• **Required work**: Check every line below for the word "price" and copy the ones that have it.

• **Stored dataset items**:
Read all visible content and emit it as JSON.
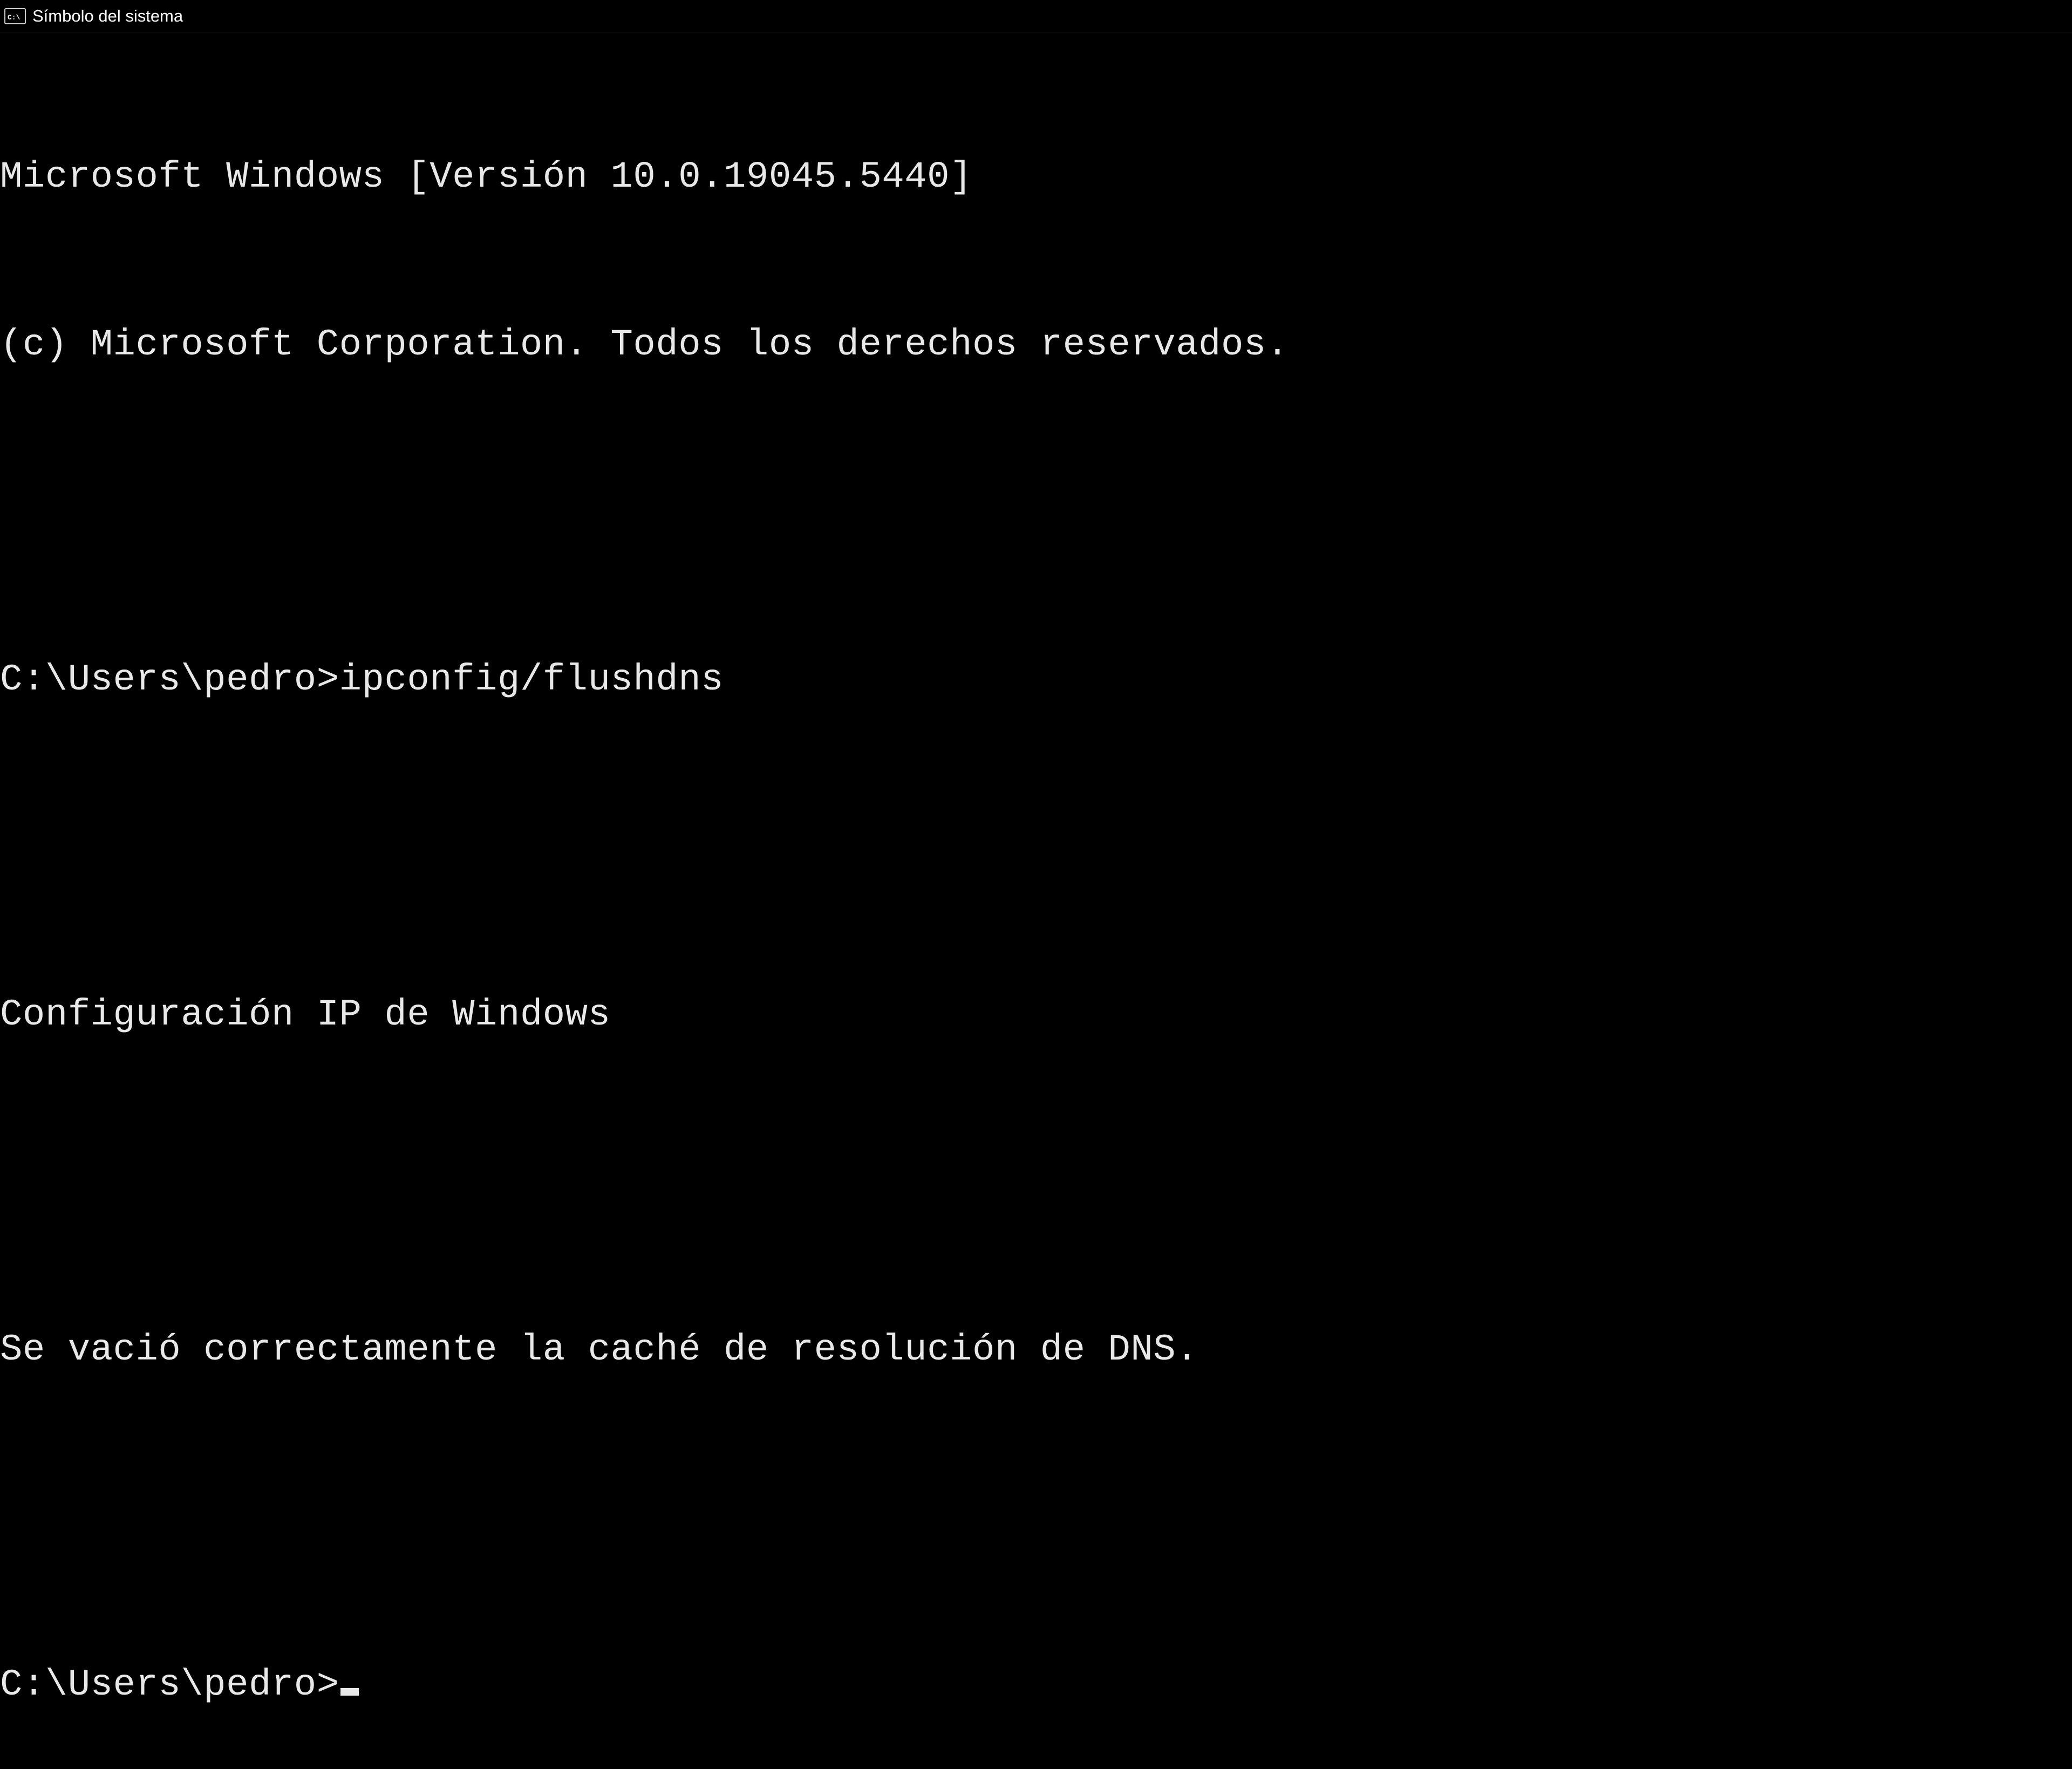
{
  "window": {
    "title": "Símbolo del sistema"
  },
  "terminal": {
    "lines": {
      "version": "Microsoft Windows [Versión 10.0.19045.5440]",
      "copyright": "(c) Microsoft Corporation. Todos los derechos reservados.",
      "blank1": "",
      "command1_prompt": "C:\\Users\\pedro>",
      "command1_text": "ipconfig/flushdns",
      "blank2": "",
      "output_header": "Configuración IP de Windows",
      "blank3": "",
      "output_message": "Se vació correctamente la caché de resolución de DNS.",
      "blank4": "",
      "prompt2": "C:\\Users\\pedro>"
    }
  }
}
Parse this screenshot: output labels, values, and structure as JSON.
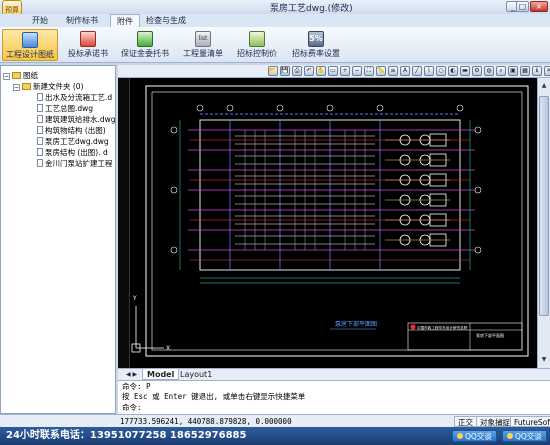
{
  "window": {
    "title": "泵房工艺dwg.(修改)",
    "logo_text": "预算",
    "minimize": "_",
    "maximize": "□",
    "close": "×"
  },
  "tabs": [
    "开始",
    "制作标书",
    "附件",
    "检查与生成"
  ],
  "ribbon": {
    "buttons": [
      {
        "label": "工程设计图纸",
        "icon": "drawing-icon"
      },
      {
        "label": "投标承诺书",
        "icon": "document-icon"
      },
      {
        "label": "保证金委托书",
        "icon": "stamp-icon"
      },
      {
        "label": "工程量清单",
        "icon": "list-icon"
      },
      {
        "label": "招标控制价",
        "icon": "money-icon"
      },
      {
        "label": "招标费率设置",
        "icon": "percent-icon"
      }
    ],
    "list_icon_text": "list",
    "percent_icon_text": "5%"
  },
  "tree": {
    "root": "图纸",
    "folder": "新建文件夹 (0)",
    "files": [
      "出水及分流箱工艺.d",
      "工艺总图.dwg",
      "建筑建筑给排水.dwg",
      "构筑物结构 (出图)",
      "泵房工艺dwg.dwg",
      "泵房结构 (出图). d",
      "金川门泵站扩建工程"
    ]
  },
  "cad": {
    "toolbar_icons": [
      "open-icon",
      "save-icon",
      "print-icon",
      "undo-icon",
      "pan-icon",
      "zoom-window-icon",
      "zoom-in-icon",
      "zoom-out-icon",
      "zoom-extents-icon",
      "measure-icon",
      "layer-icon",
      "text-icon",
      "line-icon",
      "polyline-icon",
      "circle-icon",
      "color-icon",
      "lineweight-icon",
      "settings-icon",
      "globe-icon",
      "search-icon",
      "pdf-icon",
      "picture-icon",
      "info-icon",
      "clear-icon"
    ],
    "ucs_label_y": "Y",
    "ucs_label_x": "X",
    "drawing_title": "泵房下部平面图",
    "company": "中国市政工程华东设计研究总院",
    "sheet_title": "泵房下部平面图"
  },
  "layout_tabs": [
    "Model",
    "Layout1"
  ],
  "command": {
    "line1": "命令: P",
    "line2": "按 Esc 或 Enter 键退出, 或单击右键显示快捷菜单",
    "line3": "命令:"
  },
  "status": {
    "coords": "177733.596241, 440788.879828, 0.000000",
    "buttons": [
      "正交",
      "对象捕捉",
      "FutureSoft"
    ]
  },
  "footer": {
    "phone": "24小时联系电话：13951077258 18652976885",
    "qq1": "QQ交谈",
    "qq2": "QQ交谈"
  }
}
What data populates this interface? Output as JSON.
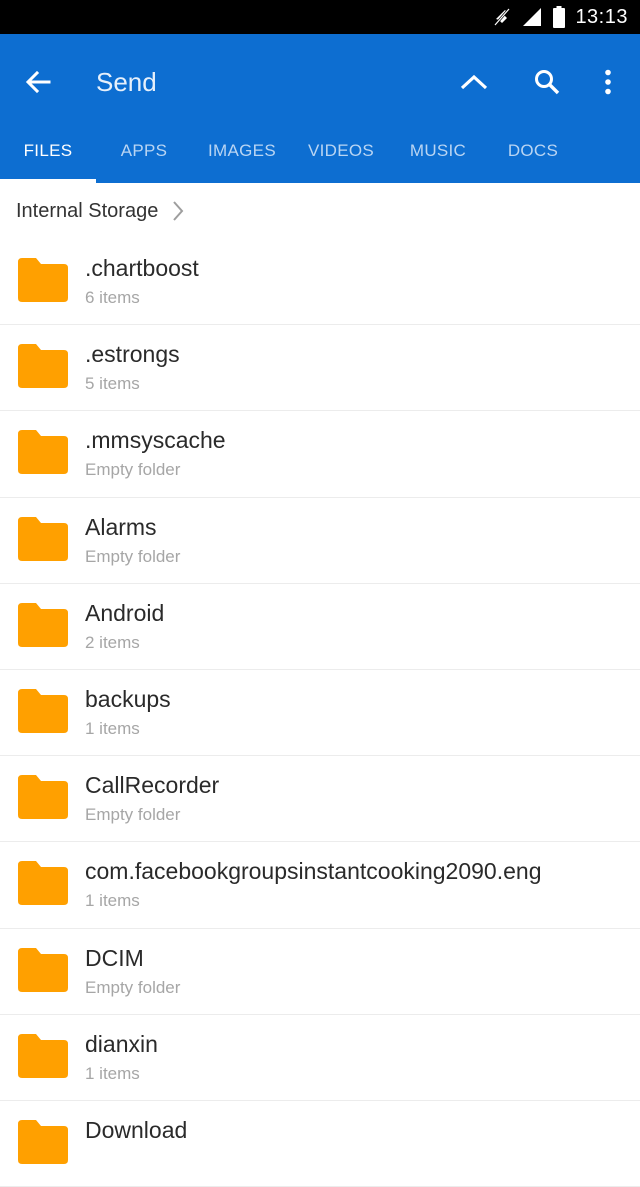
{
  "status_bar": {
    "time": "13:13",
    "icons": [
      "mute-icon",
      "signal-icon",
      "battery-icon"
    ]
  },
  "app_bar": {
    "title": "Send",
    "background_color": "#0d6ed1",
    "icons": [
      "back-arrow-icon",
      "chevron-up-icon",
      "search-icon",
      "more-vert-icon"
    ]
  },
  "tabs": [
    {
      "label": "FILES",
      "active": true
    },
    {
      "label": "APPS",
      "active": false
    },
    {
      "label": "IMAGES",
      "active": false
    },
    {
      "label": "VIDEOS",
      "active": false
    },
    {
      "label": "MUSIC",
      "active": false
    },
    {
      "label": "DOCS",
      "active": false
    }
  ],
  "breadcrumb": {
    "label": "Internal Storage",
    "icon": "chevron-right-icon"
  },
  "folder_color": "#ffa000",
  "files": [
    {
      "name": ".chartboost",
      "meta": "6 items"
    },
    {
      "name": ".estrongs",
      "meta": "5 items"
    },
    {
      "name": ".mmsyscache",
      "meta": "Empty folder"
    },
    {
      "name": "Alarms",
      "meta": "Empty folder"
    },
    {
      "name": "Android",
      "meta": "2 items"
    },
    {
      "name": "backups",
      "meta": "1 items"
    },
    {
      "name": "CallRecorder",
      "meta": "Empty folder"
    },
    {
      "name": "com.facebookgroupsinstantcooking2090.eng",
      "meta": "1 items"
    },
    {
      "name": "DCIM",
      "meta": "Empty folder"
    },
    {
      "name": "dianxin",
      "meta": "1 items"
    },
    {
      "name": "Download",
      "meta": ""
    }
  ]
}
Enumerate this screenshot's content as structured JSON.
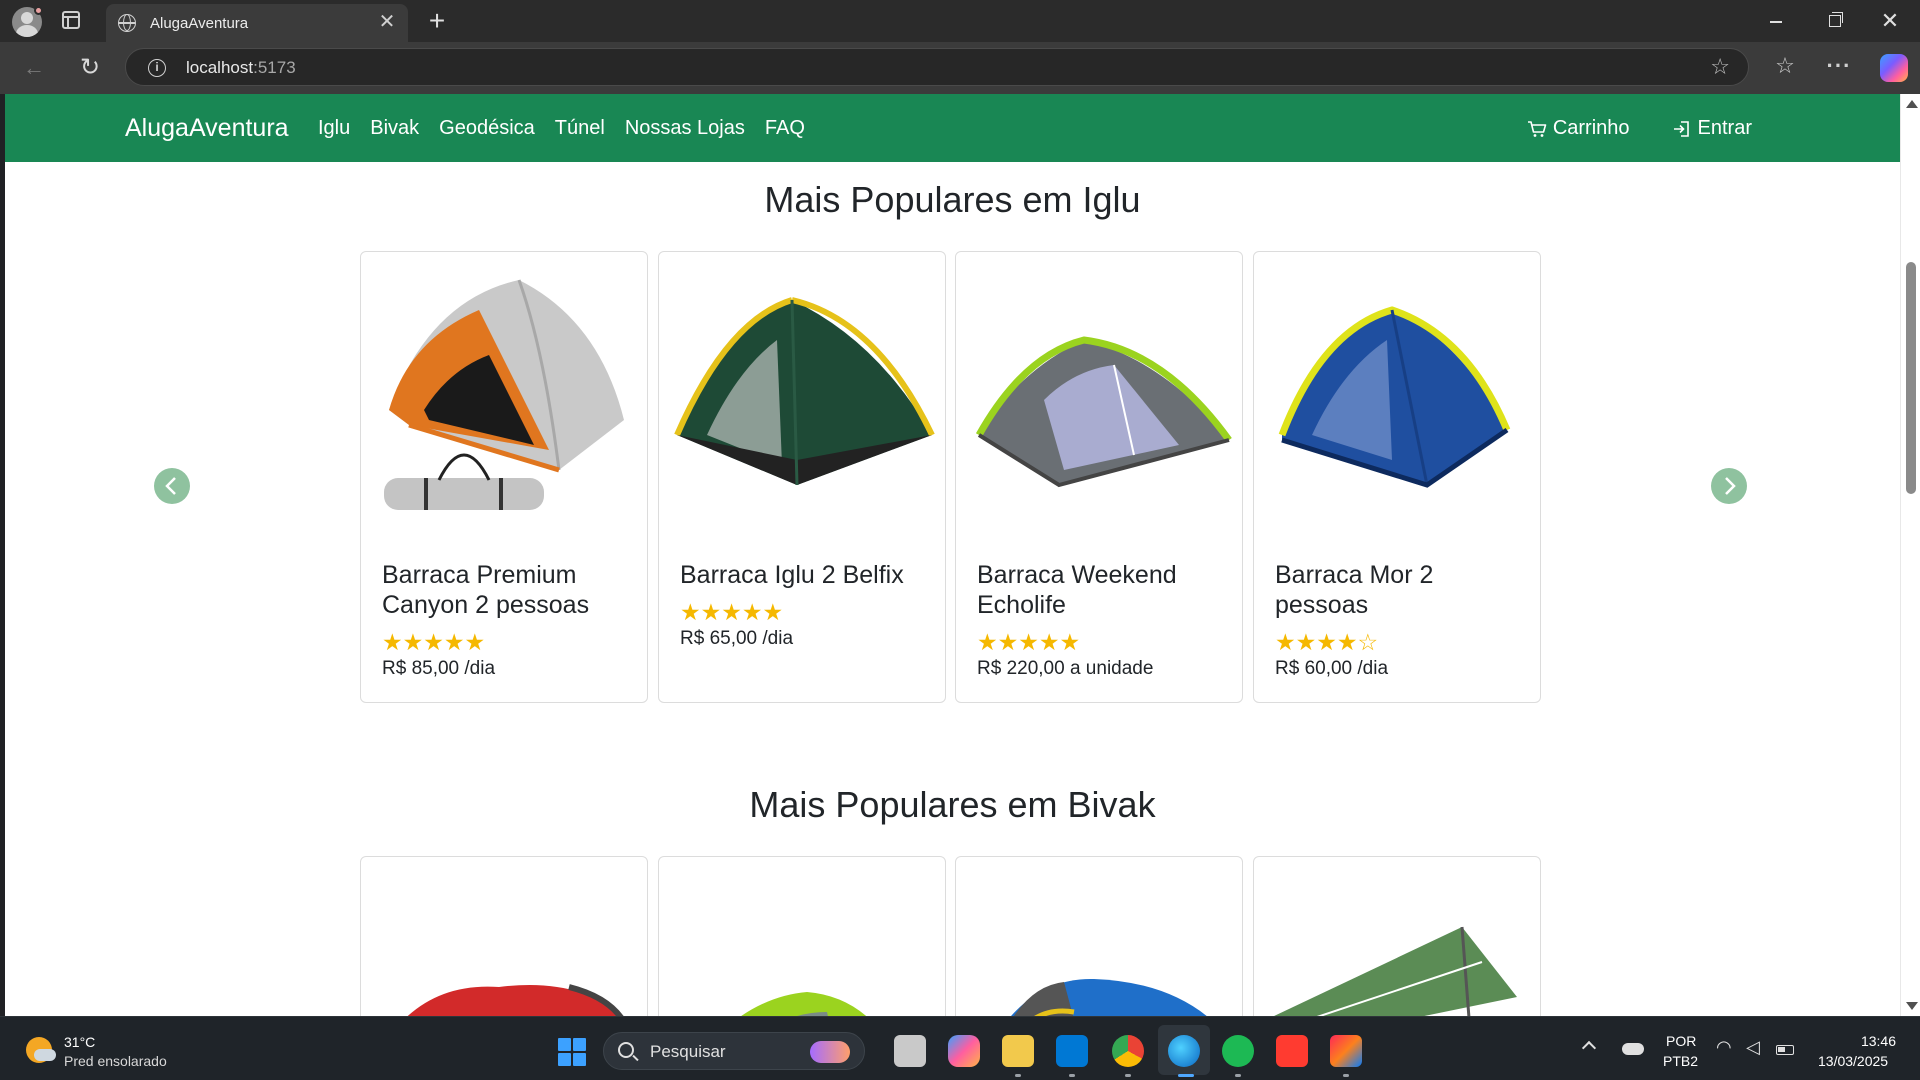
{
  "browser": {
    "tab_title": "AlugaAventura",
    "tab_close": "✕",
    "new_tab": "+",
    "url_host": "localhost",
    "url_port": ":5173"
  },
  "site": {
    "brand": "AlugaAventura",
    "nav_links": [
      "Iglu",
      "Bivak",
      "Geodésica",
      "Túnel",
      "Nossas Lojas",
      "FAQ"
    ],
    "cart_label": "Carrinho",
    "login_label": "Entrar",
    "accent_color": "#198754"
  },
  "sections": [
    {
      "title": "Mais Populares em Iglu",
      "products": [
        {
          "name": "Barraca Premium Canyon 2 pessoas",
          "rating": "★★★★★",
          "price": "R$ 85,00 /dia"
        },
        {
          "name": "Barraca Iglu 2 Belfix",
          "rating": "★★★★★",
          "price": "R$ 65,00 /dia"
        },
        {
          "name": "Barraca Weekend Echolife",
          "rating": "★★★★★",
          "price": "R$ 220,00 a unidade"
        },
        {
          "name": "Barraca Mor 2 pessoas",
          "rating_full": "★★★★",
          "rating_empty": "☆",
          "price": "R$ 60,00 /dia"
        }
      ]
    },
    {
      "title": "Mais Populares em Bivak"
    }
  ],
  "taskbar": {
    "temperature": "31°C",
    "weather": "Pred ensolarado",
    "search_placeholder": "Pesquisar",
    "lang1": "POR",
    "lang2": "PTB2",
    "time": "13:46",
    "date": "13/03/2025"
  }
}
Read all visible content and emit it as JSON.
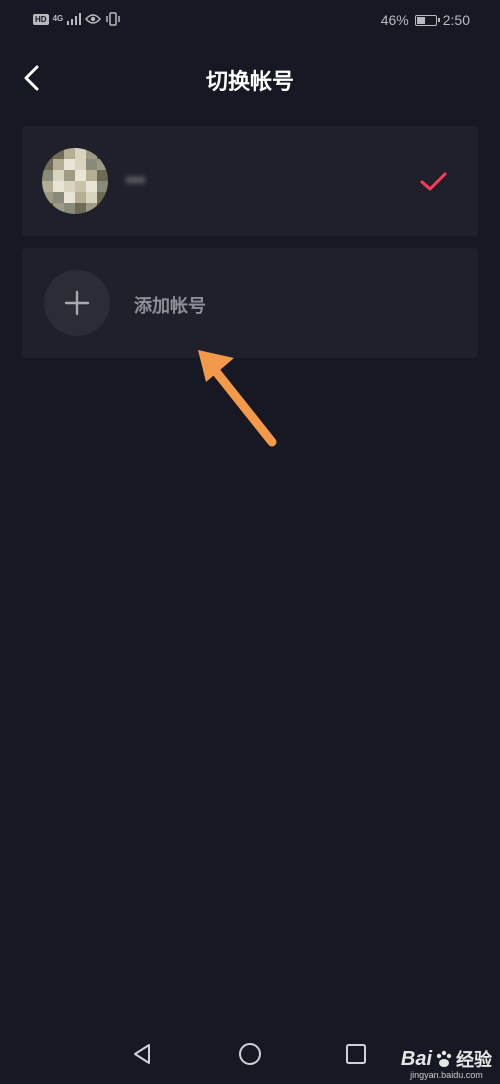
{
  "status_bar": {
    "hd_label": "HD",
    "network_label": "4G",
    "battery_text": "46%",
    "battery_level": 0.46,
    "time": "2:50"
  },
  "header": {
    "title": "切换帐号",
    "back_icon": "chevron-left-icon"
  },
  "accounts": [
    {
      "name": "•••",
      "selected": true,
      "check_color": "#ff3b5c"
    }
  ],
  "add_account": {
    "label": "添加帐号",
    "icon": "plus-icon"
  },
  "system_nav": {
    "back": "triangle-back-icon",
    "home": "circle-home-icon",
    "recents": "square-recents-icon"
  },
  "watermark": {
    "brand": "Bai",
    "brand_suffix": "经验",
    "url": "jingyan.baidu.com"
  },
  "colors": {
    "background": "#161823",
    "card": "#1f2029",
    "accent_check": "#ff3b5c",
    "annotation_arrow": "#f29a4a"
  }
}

• **Answer to the exercise**:
          "price": "R$ 85,00 /dia"
          "price": "R$ 65,00 /dia"
          "price": "R$ 220,00 a unidade"
          "price": "R$ 60,00 /dia"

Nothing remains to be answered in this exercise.